DeKALB – For the first time since 2013, overall requests for services from the DeKalb Fire Department decreased in 2017, according to an annual report presented by DeKalb Deputy Fire Chief Jeff McMaster on Monday at a special DeKalb City Council Committee of the Whole meting.
Overall, the number of service calls went from 5,584 in 2016 to 5,573 in 2017. While emergency medical service requests increased slightly from 3,810 to 3,831, 2017 had a strong drop in motor vehicle accidents from 328 to 291 and false alarms from 520 to 481.
Fire incidents also decreased from 148 in 2016 to 138 in 2017, which McMaster attributed to continued education and inspection efforts.
“Not only do we respond to the emergency incidents, but we want to prevent these from happening through education,” McMaster said.
DeKalb Fire Chief Eric Hicks said in the department’s 2017 report that fire personnel attended 95 different events, providing fire safety education to more than 6,300 participants. A total of 2,313 were also conducted by personnel and found about 6,000 safety violations.
Another highlight from 2017 was the department Insurance Service Office improvement from Class 4 to Class 2. Insurance companies use these ratings to help establish fair premiums for homeowner and commercial fire insurance on properties located within 5 miles of a DeKalb fire station.
DeKalb Mayor Jerry Smith said the city made some of the easier cuts to the fire department this fiscal year, such as certain training and equipment reductions, but the unbelievable pension obligations must be dealt with at some point.

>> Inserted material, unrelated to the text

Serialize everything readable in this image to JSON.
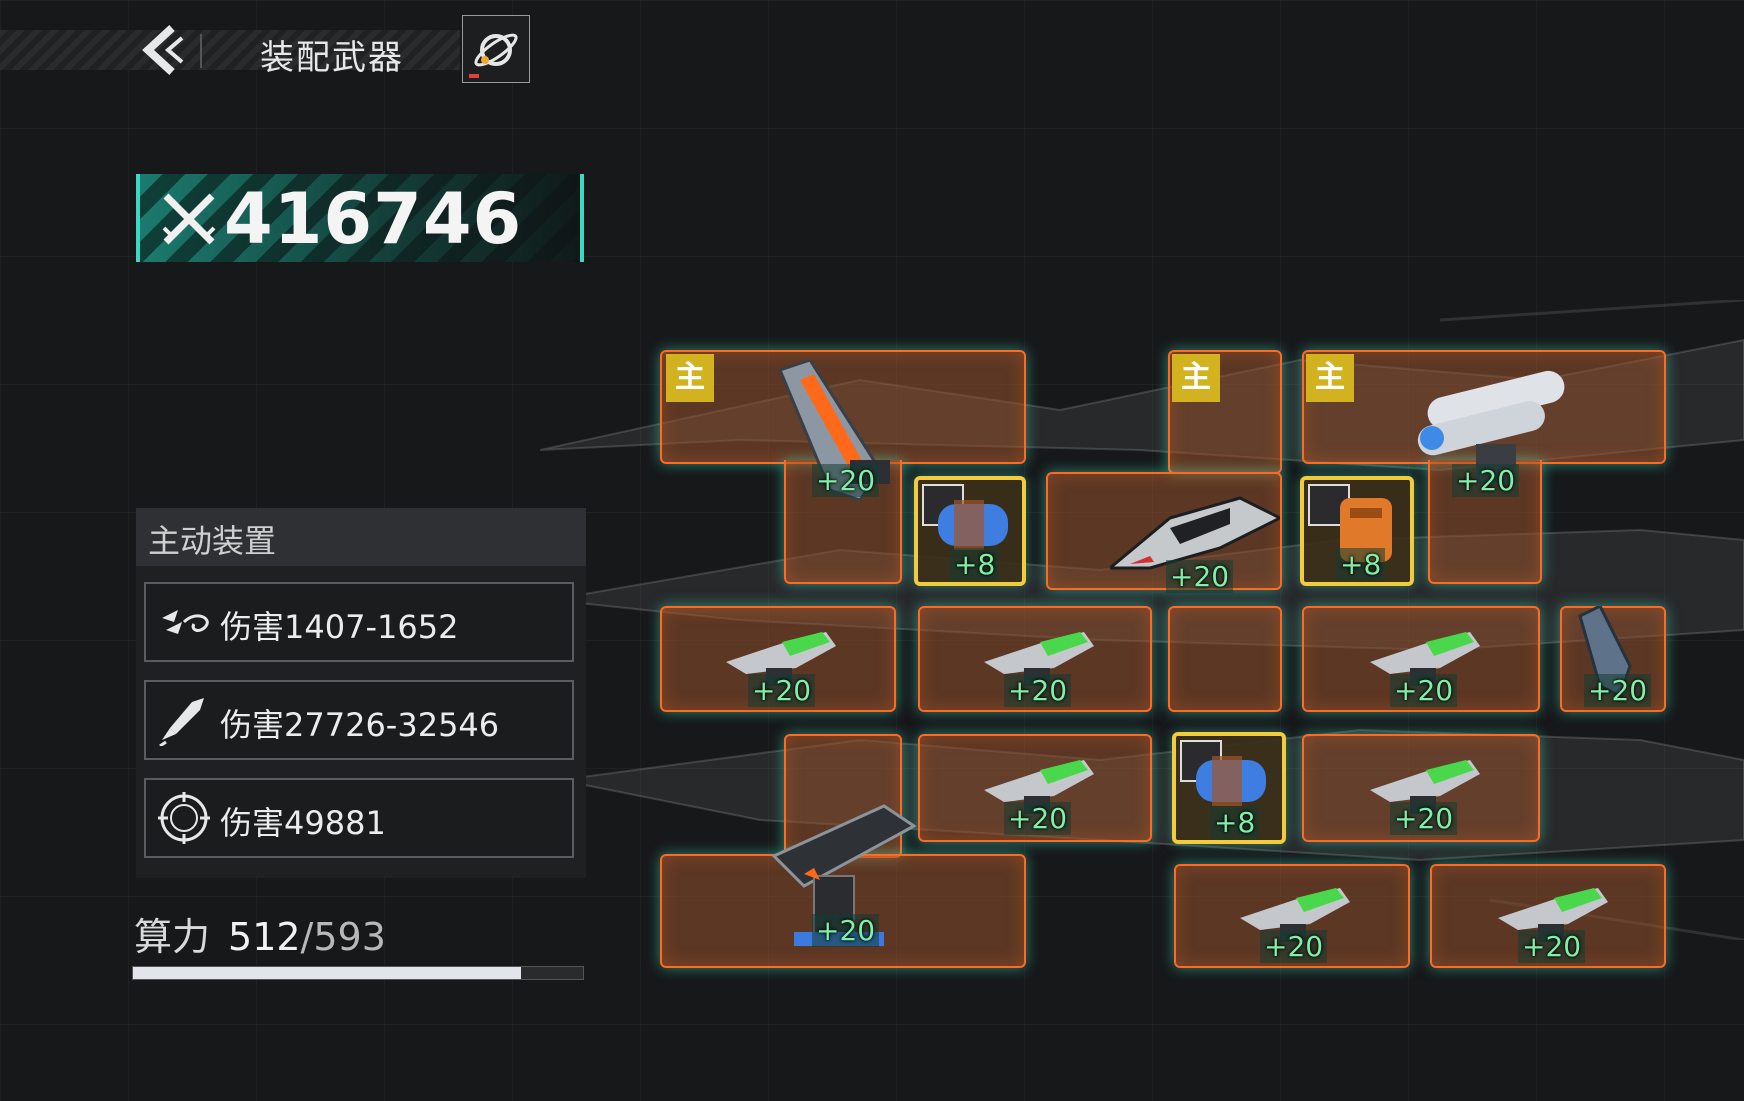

“I’m not saying it’s right or wrong, but it’s just a continual albatross around our collective necks and we’ve got to get a handle of that somehow,” Smith said.